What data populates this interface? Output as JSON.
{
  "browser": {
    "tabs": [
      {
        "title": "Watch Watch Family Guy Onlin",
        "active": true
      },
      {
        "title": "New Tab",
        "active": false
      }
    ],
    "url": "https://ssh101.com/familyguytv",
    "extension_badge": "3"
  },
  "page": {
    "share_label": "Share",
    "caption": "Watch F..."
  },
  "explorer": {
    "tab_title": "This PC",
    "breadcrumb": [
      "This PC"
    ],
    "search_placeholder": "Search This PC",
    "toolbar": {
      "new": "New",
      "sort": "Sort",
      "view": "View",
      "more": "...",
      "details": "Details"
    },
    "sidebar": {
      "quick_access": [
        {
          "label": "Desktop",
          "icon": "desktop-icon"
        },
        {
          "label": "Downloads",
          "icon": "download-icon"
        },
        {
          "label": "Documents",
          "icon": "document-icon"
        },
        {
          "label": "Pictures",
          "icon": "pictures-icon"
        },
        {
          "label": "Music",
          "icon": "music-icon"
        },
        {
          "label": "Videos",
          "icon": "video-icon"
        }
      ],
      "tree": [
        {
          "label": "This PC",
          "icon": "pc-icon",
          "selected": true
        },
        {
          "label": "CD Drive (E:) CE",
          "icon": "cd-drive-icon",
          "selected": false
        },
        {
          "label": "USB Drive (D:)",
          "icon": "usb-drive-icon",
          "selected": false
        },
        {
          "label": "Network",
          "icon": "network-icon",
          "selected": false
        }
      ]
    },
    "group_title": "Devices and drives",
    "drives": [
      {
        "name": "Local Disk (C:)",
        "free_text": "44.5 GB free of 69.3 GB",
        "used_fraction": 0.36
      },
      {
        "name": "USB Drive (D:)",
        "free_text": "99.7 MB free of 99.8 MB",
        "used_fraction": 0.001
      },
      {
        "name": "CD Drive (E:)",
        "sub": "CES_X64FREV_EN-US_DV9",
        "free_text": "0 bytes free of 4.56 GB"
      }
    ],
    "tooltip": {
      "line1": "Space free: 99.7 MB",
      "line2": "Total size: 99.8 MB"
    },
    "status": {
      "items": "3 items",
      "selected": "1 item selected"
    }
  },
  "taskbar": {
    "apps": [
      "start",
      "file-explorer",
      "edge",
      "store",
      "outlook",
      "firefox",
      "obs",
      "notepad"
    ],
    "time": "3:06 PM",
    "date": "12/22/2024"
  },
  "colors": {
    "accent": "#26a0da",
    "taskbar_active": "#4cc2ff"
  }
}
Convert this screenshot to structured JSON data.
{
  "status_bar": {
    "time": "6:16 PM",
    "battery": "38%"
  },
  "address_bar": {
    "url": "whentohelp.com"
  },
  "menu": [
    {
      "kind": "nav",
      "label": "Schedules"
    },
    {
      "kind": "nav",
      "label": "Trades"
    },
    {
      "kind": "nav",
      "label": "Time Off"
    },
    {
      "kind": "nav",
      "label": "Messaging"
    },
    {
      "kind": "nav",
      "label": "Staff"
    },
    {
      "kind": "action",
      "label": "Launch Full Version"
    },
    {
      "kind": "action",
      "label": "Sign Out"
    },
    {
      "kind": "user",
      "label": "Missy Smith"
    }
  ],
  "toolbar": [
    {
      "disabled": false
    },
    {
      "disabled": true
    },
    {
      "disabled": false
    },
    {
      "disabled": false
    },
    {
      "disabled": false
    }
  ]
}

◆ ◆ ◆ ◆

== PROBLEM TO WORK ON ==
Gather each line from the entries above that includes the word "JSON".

== SOLUTION ==
What data populates this interface? Output as JSON.
Convert this screenshot to structured JSON data.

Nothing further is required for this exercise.